This is part of a series of posts about people who directly shape the culture of their organizations.
What led you to where you are now?
I did my undergrad in product design, and then I realized I more interested in people than products. I started working at Jump Associates, where I focused on design innovation strategy. Jump has a very learning-oriented culture. Everyone is constantly teaching each other new methods through workshops. When I moved to Boston, I started working at Continuum. I enjoyed being at a company where I could actually see the physical results of the design on the shelf. When I moved to DC, I joined a design meet up group and found out about Capital One.
What is your current job position and organization? How do you and your team shape the culture of your organization?
I am a design strategist at Capital One Labs. Our team focuses on two types of work. One is creating design thinking learning experiences such as workshops and training. The other is project coaching work, where we embed ourselves into a line of business as design thinking coaches or team members.
Our team has grown from a group of four to 11. We don’t really know how the culture is going to change, but we know that it is about to. There is a part of us that is already nostalgic and sad to grow. One way that we create culture is by doing activities together. Last year we went on a retreat. We made dinners together. We discussed our successes and challenges, and did visioning for one year, two years, and five years out. We each created a journey map visualizing the experience we’d had of working with a team of business partners.
It’s harder now to get on the same page as a team. We used to have weekly informal one-hour calls. We shared inspiration via email on Monday mornings. Now there are too many people for everyone to share individually. We might end up subdividing the team.
Talk about a specific initiative you’re working on related to work culture.
When we brought on another team member, this was a chance to do a mini-retreat. We did a day of workshopping so we could help her understand the lay of the land, and how we do things.
We have a culture of informally soliciting feedback. The head of our group will solicit feedback from the whole group by polling the team. However, there is less accountability for people to respond as we grow. We make a point of using Google hangouts for check-ins so we can see each other in person. We have a lot of shared Google docs. There is a lot of ability to peek in and look around. Nothing is off limits.
When we lead workshops, we try to make the environment feel very different than the normal bank environment. We have music playing, have post-its everywhere…
The last way we share our culture is through the stories we tell and how we present out our work. We all aspire to tell the story of the project, to not just make it a deck, but also to have videos, quotes, and pictures of the customers. We make sure the story we present is well-designed.
Where are they best levels (individual, team, or unit) and times (meetings, rituals, regular check-ins) within an organization’s routines to intervene and develop human-centered culture in an explicit way?
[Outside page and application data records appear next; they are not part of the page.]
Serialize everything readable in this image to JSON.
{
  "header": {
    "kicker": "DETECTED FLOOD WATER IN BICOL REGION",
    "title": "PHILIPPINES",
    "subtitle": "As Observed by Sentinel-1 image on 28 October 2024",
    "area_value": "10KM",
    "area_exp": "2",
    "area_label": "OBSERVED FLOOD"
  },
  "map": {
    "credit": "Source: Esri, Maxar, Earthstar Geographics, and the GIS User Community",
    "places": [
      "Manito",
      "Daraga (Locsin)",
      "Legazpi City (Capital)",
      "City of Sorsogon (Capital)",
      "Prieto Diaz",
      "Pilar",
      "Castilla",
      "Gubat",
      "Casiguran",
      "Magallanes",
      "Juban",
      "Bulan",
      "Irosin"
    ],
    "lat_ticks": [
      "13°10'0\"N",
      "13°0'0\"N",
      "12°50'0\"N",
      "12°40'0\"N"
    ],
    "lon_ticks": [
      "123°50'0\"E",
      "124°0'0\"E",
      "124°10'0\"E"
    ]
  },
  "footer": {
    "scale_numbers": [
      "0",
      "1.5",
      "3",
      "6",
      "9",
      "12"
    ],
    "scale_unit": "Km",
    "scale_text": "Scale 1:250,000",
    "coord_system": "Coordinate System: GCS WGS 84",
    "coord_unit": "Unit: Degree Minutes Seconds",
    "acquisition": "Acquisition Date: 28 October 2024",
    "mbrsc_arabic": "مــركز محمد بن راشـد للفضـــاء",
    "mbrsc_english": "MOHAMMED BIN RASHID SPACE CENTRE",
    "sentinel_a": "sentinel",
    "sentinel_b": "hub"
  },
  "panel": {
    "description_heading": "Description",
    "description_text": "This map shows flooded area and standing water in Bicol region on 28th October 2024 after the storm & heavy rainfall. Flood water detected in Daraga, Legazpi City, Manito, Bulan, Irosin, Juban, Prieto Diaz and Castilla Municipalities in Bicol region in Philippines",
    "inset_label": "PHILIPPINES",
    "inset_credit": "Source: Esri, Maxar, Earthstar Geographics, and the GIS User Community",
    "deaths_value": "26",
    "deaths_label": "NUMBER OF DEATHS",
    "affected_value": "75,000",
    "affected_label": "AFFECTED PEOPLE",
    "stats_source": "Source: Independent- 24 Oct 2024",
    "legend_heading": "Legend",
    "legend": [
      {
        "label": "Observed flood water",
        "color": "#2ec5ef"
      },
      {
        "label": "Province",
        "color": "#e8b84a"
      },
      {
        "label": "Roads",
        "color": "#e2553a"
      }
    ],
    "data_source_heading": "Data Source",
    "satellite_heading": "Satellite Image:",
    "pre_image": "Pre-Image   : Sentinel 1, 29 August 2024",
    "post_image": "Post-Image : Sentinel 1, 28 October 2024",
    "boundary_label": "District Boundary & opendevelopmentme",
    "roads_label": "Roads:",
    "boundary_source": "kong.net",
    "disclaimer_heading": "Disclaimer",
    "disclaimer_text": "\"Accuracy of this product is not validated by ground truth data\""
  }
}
When I work on projects with teams from the bank, I’ve had the most impact in changing the way people think about work through a personal basis. It’s important to go out to dinner with each other and have informal conversations in the car.
The best way to explain the importance of having a human-centered culture is to show someone how to interview a customer. I try to take my teams and talk to customers who are different than we are. The teams have a moment in which they think, “Wow, THESE are the people who are our customers.” This is especially important if we are trying to understand the needs of customers who have a lack of financial literacy. I try to show that it’s important to do the research, be human centered, and be customer driven.
How have you seen the culture of Capital One change?
The digital design team recently had a quarterly all-hands meeting and they used a clever activity. We were all on a dinner boat cruise, and before we arrived, the organizers had collected from each of us the top five things that we each “geek out” over. They created a set of trading cards with this information, plus our bio, office location, and a picture of ourselves. Each card had a number, and you had to find the other people with the same number. This led to better conversations, and also let us keep a physical artifact.
For fun: Tell me about how you started your blog.
I started my blog, JoWritesBlog, because when I was doing business development at Continuum, I was selling the tools to others, but not using them. I wanted to keep using them.